What looks like a building in the middle distance at the center of Main Street is a banner stretched across the entire street (see other postcard).
In the early years of Houston, Main at Commerce was an important commercial center. Commerce Street to the right was Produce Row, an area subject to flooding, and where the norm of frequent shipping made it easier to deal with occasional inundations.
In 1915 the first building on the left was Flaxman Dry Goods store (101-105 Main), followed by the Converse Building (105 1/2 Main) housing small businessmen such as contractors, printers, loan outfits (including, surprisingly, T. Morioki, Japanese Goods). American Express had an office at 115 Main, and on the corner of Main and Franklin (119 Main) was the Houston Land and Trust Company (see Houston Land and Trust), with many offices of local lawyers, stockbrokers real estate agents, including Max Westheimer working for Pacific Mutual Life Insurance Company. Across Franklin Street lay one of Houston's first skyscrapers, the First National Bank Building (210-205 Main, built in 1904), with an expansive and active lobby on the first floor and many business tenants on upper floors, including Kirby Lumber Company which occupied the entire 8th floor.
On the right was Baldwin & Cargill Wholesale Produce Company (102-104 Main). Gulf Refining Company was a small outfit in 1915 (104 1/2 Main), followed by small firms: Houston Hat Company (106 Main), Oil Well Supply Company (110 Main), Postal Telegraph and Cable Company occupied 112- 114 Main, and the block also included smaller businesses: printers and bookbinders, harness companies, cotton companies, brick companies.

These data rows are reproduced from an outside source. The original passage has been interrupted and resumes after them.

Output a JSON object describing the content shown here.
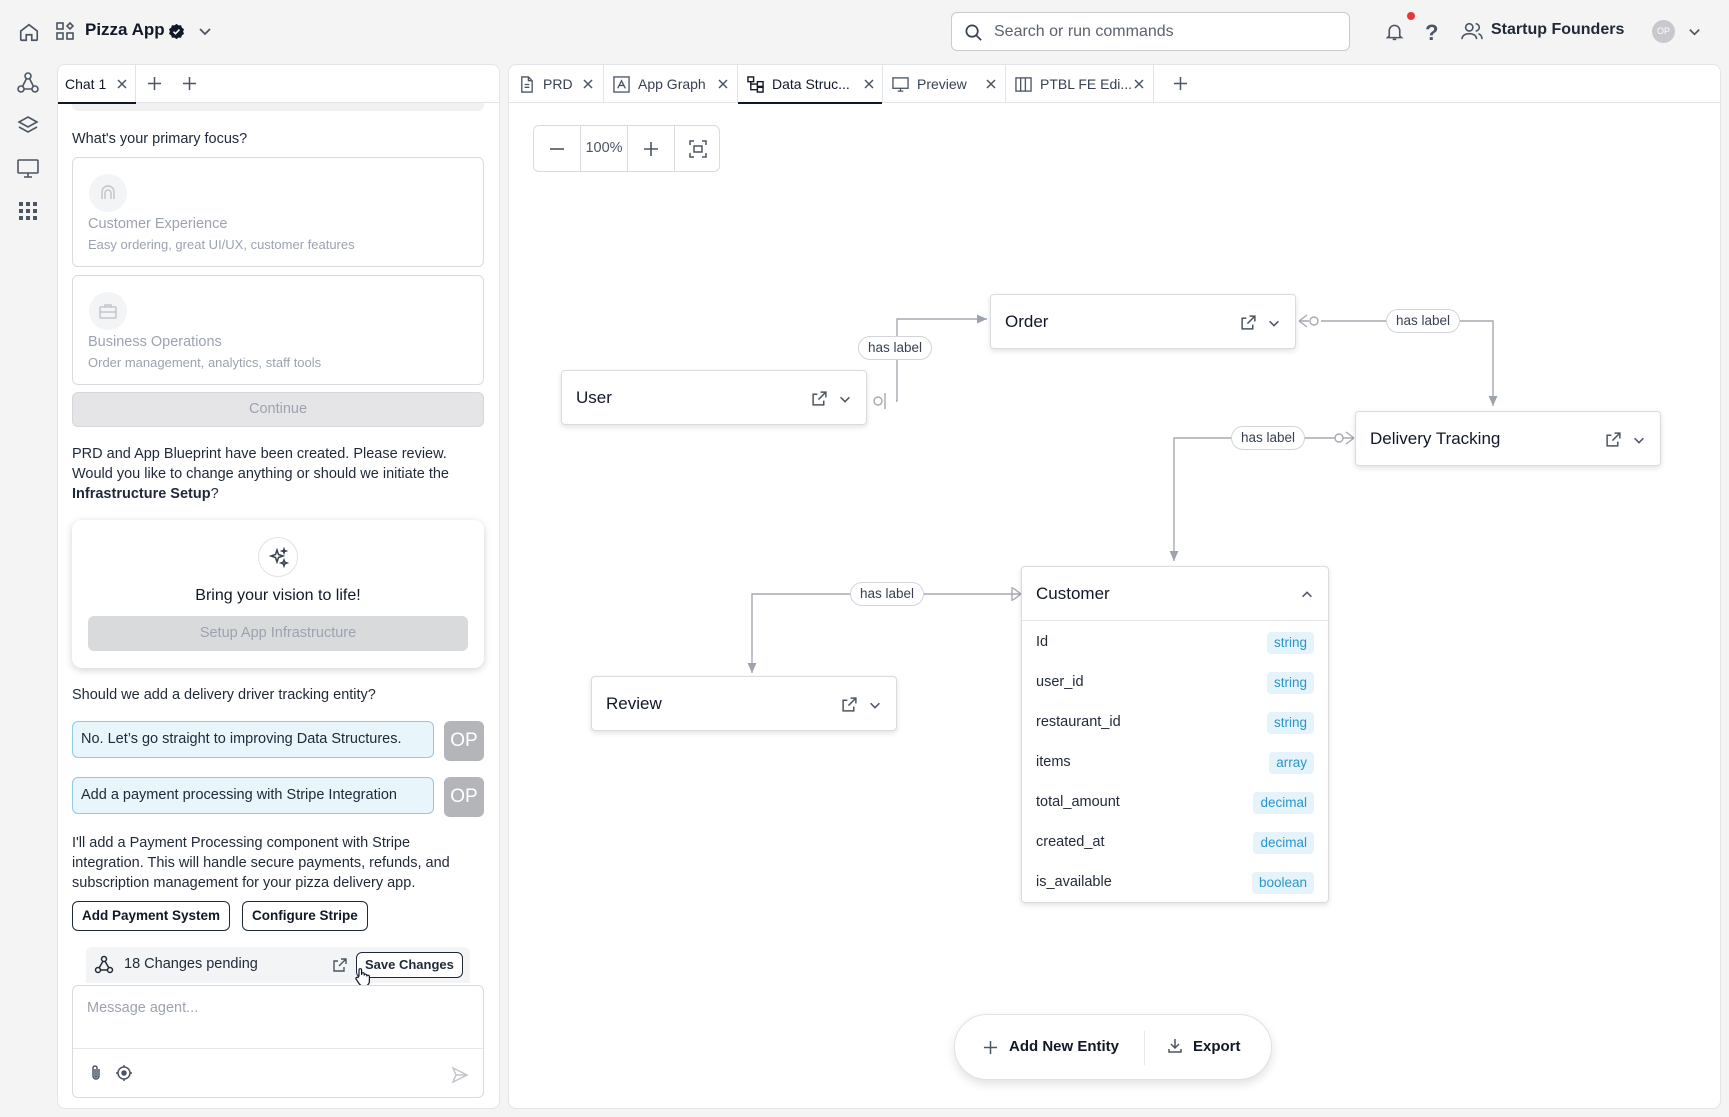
{
  "topbar": {
    "app_name": "Pizza App",
    "search_placeholder": "Search or run commands",
    "org_name": "Startup Founders",
    "avatar_initials": "OP",
    "help_glyph": "?"
  },
  "chat": {
    "tab_label": "Chat 1",
    "question": "What's your primary focus?",
    "options": [
      {
        "title": "Customer Experience",
        "desc": "Easy ordering, great UI/UX, customer features",
        "icon": "customer-icon"
      },
      {
        "title": "Business Operations",
        "desc": "Order management, analytics, staff tools",
        "icon": "briefcase-icon"
      }
    ],
    "continue_label": "Continue",
    "review_text": "PRD and App Blueprint have been created. Please review. Would you like to change anything or should we initiate the",
    "review_bold": "Infrastructure Setup",
    "review_end": "?",
    "vision_title": "Bring your vision to life!",
    "setup_label": "Setup App Infrastructure",
    "driver_question": "Should we add a delivery driver tracking entity?",
    "user_messages": [
      "No. Let’s go straight to improving Data Structures.",
      "Add a payment processing with Stripe Integration"
    ],
    "user_badge": "OP",
    "agent_reply": "I'll add a Payment Processing component with Stripe integration. This will handle secure payments, refunds, and subscription management for your pizza delivery app.",
    "actions": [
      "Add Payment System",
      "Configure Stripe"
    ],
    "pending_text": "18 Changes pending",
    "save_label": "Save Changes",
    "message_placeholder": "Message agent..."
  },
  "tabs": [
    {
      "label": "PRD",
      "icon": "document-icon"
    },
    {
      "label": "App Graph",
      "icon": "graph-icon"
    },
    {
      "label": "Data Struc...",
      "icon": "hierarchy-icon",
      "active": true
    },
    {
      "label": "Preview",
      "icon": "monitor-icon"
    },
    {
      "label": "PTBL FE Edi...",
      "icon": "layout-icon"
    }
  ],
  "canvas": {
    "zoom": "100%",
    "entities": {
      "user": "User",
      "order": "Order",
      "delivery": "Delivery Tracking",
      "customer": "Customer",
      "review": "Review"
    },
    "edge_label": "has label",
    "customer_fields": [
      {
        "name": "Id",
        "type": "string"
      },
      {
        "name": "user_id",
        "type": "string"
      },
      {
        "name": "restaurant_id",
        "type": "string"
      },
      {
        "name": "items",
        "type": "array"
      },
      {
        "name": "total_amount",
        "type": "decimal"
      },
      {
        "name": "created_at",
        "type": "decimal"
      },
      {
        "name": "is_available",
        "type": "boolean"
      }
    ],
    "add_entity_label": "Add New Entity",
    "export_label": "Export"
  }
}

On the corner of Franklin, Commercial National Bank (116 Main, built 1904).
Franklin and Main was Houston's center of town and an important banking center for Southeast Texas. Across from the First National Bank was the Houston National Exchange Bank (202 Main corner Franklin). To complete the list of skyscrapers, the Scanlan Building (403 1/2 Main), and on the left opposite, the Rice Hotel (build in 1910 at Main at Texas), and further down on the right, the Carter Building (806 Main, also built in 1910), all still standing and treated elsewhere here.